Having played both Lifestream and Shady Brook, my sense is that Unimatrix is creating a story-driven experience that falls inbetween reading a novel and playing a traditional adventure. Those of us who are drawn to narrative will appreciate the common interface while becoming fully involved in the story. For those new to the Storycentric approach, an in-depth tutorial is available when you start the game to answer any interface questions you might have.
I love to read. However, my book list is shrinking because I have a terrible habit of falling asleep after just a few pages. Not because a book is boring. Rather, because my days are long and I live in a state of moderate sleep deprivation. For me, life is simply too short to lose 8+ hours to sleep! I share this because it's part of why a game such as Lifestream is perfect for me. I get to experience a good story while keeping my mind engaged. By actively participating in the drama and driving character direction, I'm energized while reading.
I would encourage fans of text adventures and story-driven games to give Lifestream a whirl. It recently became available on Steam and has a low price point. In terms of the story, I actually enjoyed it more than Shady Brook. It has less travel between locations in search of other characters, and the story is more complex. Switching between characters (John and Randolph) keeps you on your toes as you manage two separate quests and follow two different plot lines. For me, the ending of Lifestream was totally unexpected. With 20/20 hindsight, there were a couple of flashbacks that alluded to the direction the story would ultimately take, but I didn't put the puzzle pieces together until the very end.

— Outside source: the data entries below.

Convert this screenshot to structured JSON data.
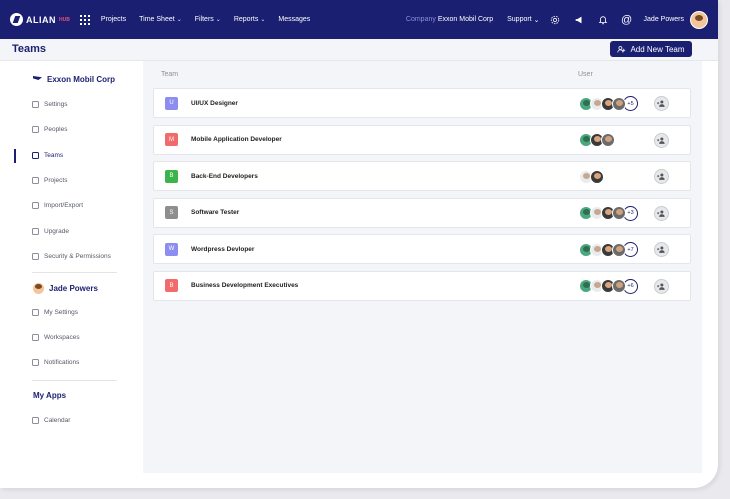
{
  "app": {
    "logo_text": "ALIAN",
    "logo_sub": "HUB",
    "nav": [
      {
        "label": "Projects",
        "has_caret": false
      },
      {
        "label": "Time Sheet",
        "has_caret": true
      },
      {
        "label": "Filters",
        "has_caret": true
      },
      {
        "label": "Reports",
        "has_caret": true
      },
      {
        "label": "Messages",
        "has_caret": false
      }
    ],
    "company_label": "Company",
    "company_name": "Exxon Mobil Corp",
    "support_label": "Support",
    "user_name": "Jade Powers"
  },
  "header": {
    "title": "Teams",
    "add_button_label": "Add New Team"
  },
  "sidebar": {
    "org_name": "Exxon Mobil Corp",
    "org_items": [
      "Settings",
      "Peoples",
      "Teams",
      "Projects",
      "Import/Export",
      "Upgrade",
      "Security & Permissions"
    ],
    "active_item": "Teams",
    "user_name": "Jade Powers",
    "user_items": [
      "My Settings",
      "Workspaces",
      "Notifications"
    ],
    "apps_title": "My Apps",
    "apps_items": [
      "Calendar"
    ]
  },
  "table": {
    "columns": [
      "Team",
      "User"
    ],
    "rows": [
      {
        "initial": "U",
        "name": "UI/UX Designer",
        "color": "#8b8ef0",
        "avatars": [
          "a1",
          "a2",
          "a3",
          "a4"
        ],
        "more": "+5"
      },
      {
        "initial": "M",
        "name": "Mobile Application Developer",
        "color": "#f26b6b",
        "avatars": [
          "a1",
          "a3",
          "a4"
        ],
        "more": ""
      },
      {
        "initial": "B",
        "name": "Back-End Developers",
        "color": "#3bb54a",
        "avatars": [
          "a2",
          "a3"
        ],
        "more": ""
      },
      {
        "initial": "S",
        "name": "Software Tester",
        "color": "#8e8e8e",
        "avatars": [
          "a1",
          "a2",
          "a3",
          "a4"
        ],
        "more": "+3"
      },
      {
        "initial": "W",
        "name": "Wordpress Devloper",
        "color": "#8b8ef0",
        "avatars": [
          "a1",
          "a2",
          "a3",
          "a4"
        ],
        "more": "+7"
      },
      {
        "initial": "B",
        "name": "Business Development Executives",
        "color": "#f26b6b",
        "avatars": [
          "a1",
          "a2",
          "a3",
          "a4"
        ],
        "more": "+6"
      }
    ]
  },
  "colors": {
    "brand": "#1a1f71",
    "accent": "#e4517b"
  }
}
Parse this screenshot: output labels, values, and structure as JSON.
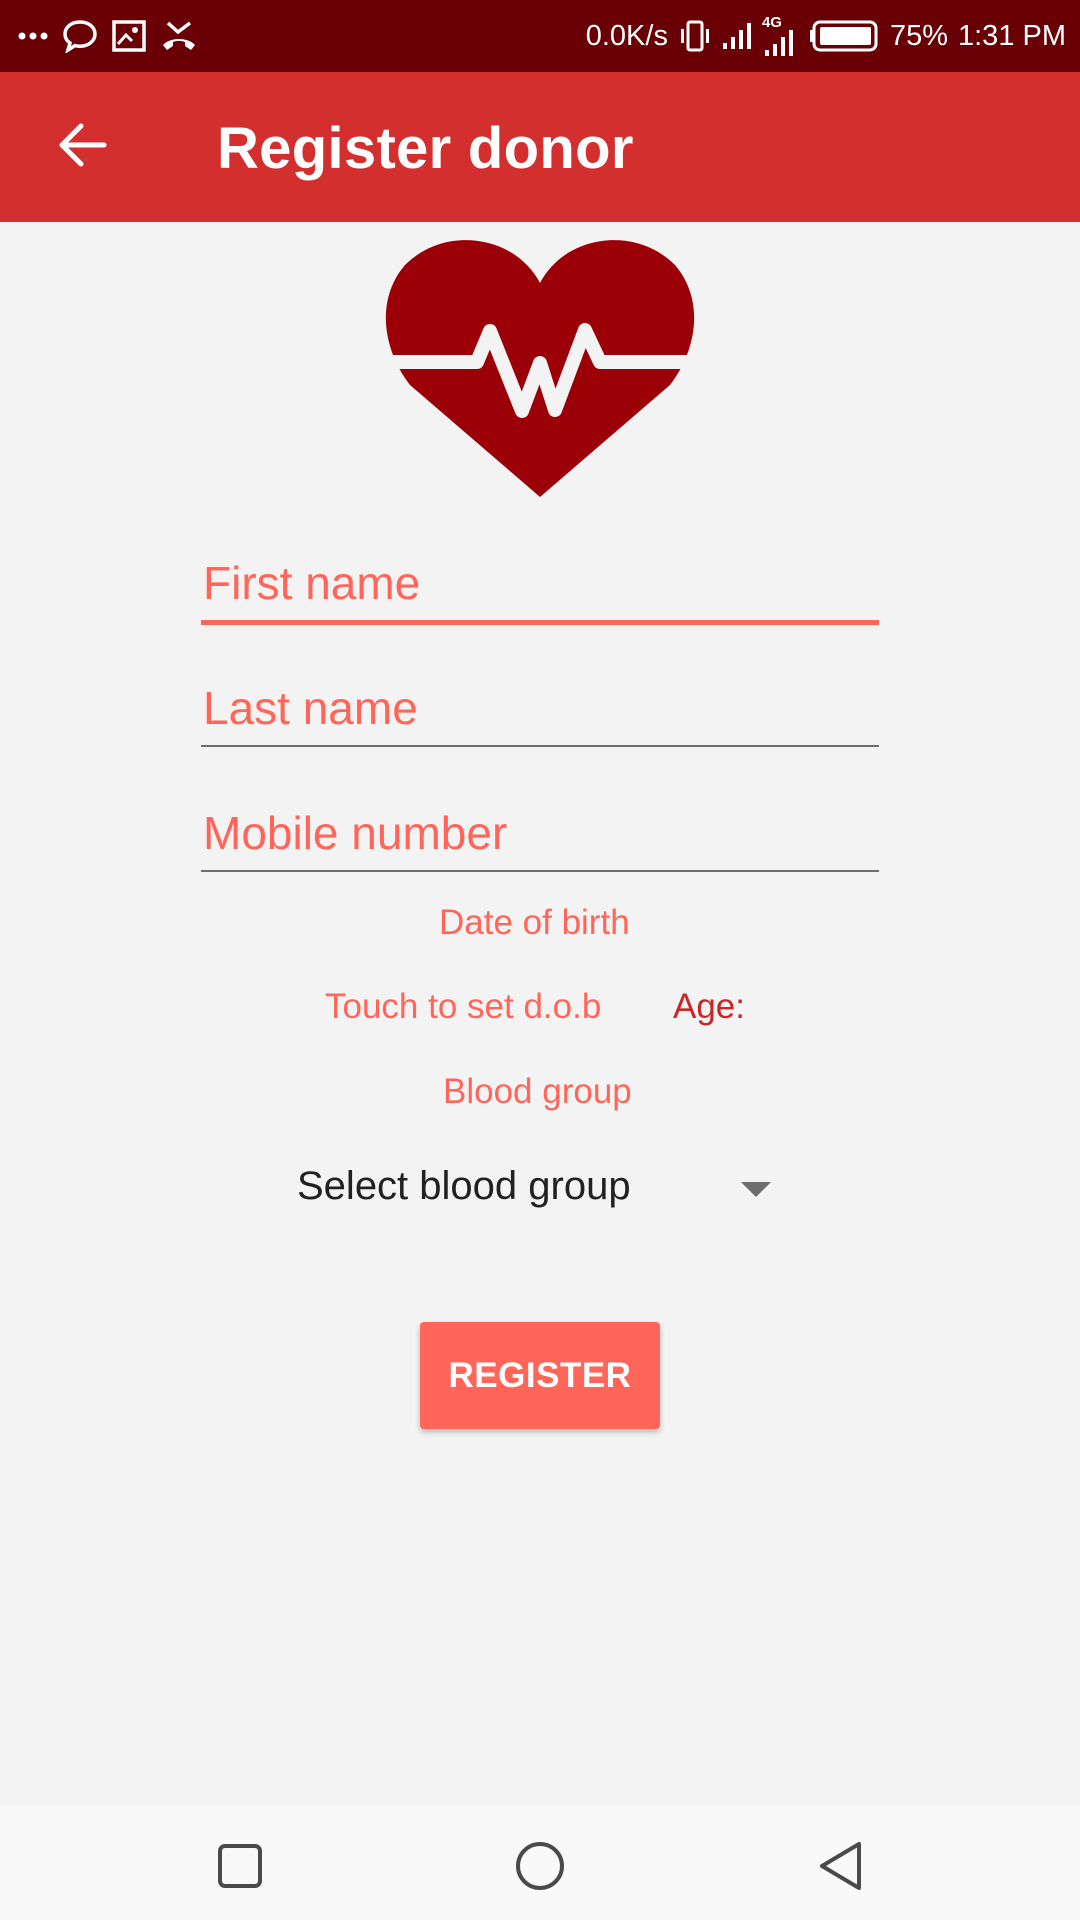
{
  "status_bar": {
    "net_speed": "0.0K/s",
    "network_type": "4G",
    "battery": "75%",
    "time": "1:31 PM",
    "icons": [
      "more-dots-icon",
      "chat-bubble-icon",
      "screenshot-icon",
      "missed-call-icon",
      "vibrate-icon",
      "signal-icon",
      "signal-4g-icon",
      "battery-icon"
    ]
  },
  "app_bar": {
    "title": "Register donor",
    "back_icon": "arrow-back-icon"
  },
  "logo": {
    "icon": "heart-pulse-icon",
    "color": "#9b0009"
  },
  "form": {
    "first_name": {
      "placeholder": "First name",
      "value": ""
    },
    "last_name": {
      "placeholder": "Last name",
      "value": ""
    },
    "mobile": {
      "placeholder": "Mobile number",
      "value": ""
    },
    "dob_label": "Date of birth",
    "dob_value": "Touch to set d.o.b",
    "age_label": "Age:",
    "blood_group_label": "Blood group",
    "blood_group_select": "Select blood group",
    "register_button": "REGISTER"
  },
  "nav_bar": {
    "icons": [
      "recents-square-icon",
      "home-circle-icon",
      "back-triangle-icon"
    ]
  },
  "colors": {
    "status_bar": "#690006",
    "app_bar": "#d32f2f",
    "accent": "#ff6659",
    "background": "#f3f3f3"
  }
}
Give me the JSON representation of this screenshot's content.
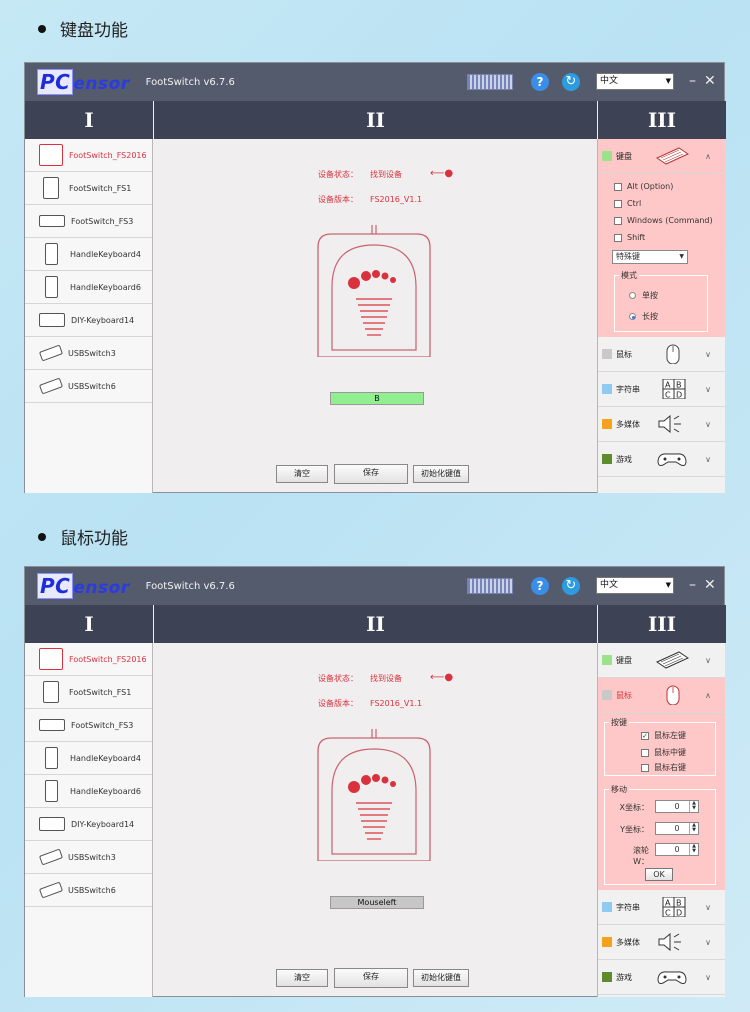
{
  "sections": [
    {
      "title": "键盘功能",
      "app_title": "FootSwitch v6.7.6",
      "logo_first": "PC",
      "logo_rest": "ensor",
      "language": "中文",
      "win_min": "–",
      "win_close": "✕",
      "col_heads": [
        "I",
        "II",
        "III"
      ],
      "devices": [
        "FootSwitch_FS2016",
        "FootSwitch_FS1",
        "FootSwitch_FS3",
        "HandleKeyboard4",
        "HandleKeyboard6",
        "DIY-Keyboard14",
        "USBSwitch3",
        "USBSwitch6"
      ],
      "status_label": "设备状态：",
      "status_value": "找到设备",
      "version_label": "设备版本：",
      "version_value": "FS2016_V1.1",
      "key_value": "B",
      "buttons": {
        "clear": "清空",
        "save": "保存",
        "init": "初始化键值"
      },
      "categories": {
        "keyboard": "键盘",
        "mouse": "鼠标",
        "string": "字符串",
        "media": "多媒体",
        "game": "游戏"
      },
      "keyboard_panel": {
        "checks": [
          "Alt (Option)",
          "Ctrl",
          "Windows (Command)",
          "Shift"
        ],
        "special_key": "特殊键",
        "mode_title": "模式",
        "mode_single": "单按",
        "mode_long": "长按"
      }
    },
    {
      "title": "鼠标功能",
      "app_title": "FootSwitch v6.7.6",
      "logo_first": "PC",
      "logo_rest": "ensor",
      "language": "中文",
      "win_min": "–",
      "win_close": "✕",
      "col_heads": [
        "I",
        "II",
        "III"
      ],
      "devices": [
        "FootSwitch_FS2016",
        "FootSwitch_FS1",
        "FootSwitch_FS3",
        "HandleKeyboard4",
        "HandleKeyboard6",
        "DIY-Keyboard14",
        "USBSwitch3",
        "USBSwitch6"
      ],
      "status_label": "设备状态：",
      "status_value": "找到设备",
      "version_label": "设备版本：",
      "version_value": "FS2016_V1.1",
      "key_value": "Mouseleft",
      "buttons": {
        "clear": "清空",
        "save": "保存",
        "init": "初始化键值"
      },
      "categories": {
        "keyboard": "键盘",
        "mouse": "鼠标",
        "string": "字符串",
        "media": "多媒体",
        "game": "游戏"
      },
      "mouse_panel": {
        "buttons_title": "按键",
        "left": "鼠标左键",
        "middle": "鼠标中键",
        "right": "鼠标右键",
        "move_title": "移动",
        "x_label": "X坐标：",
        "y_label": "Y坐标：",
        "wheel_label": "滚轮W：",
        "x_value": "0",
        "y_value": "0",
        "wheel_value": "0",
        "ok": "OK"
      }
    }
  ],
  "colors": {
    "accent_red": "#d9323e",
    "title_bar": "#545b6d",
    "col_head": "#3d4354",
    "panel_pink": "#ffc8c8",
    "keyboard_sw": "#9be28b",
    "mouse_sw": "#c9c9c9",
    "string_sw": "#8fcbf1",
    "media_sw": "#f5a21c",
    "game_sw": "#5e8c2d"
  }
}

+ A simplified interface will appeal to text adventurers who hate typing and doing battle with a parser.
+ Well-written story with an unexpected ending.
+ Low price, coupled with tablet availability, makes this worth a try for those who are not already game enthusiasts. A full tutorial is provided for newcomers.
- Players who prefer to do more and read less may not appreciate this title.
- Still artwork may not appeal to those seeking a more visually immersive experience
OS: Windows XP
Processor: Pentium 4
Memory: 2 GB RAM
DirectX: Version 9.0
Storage: 65 MB available space
Sound Card: optional but recommended
Additional Notes: Native resolution: 1366x768; rescales to fill screen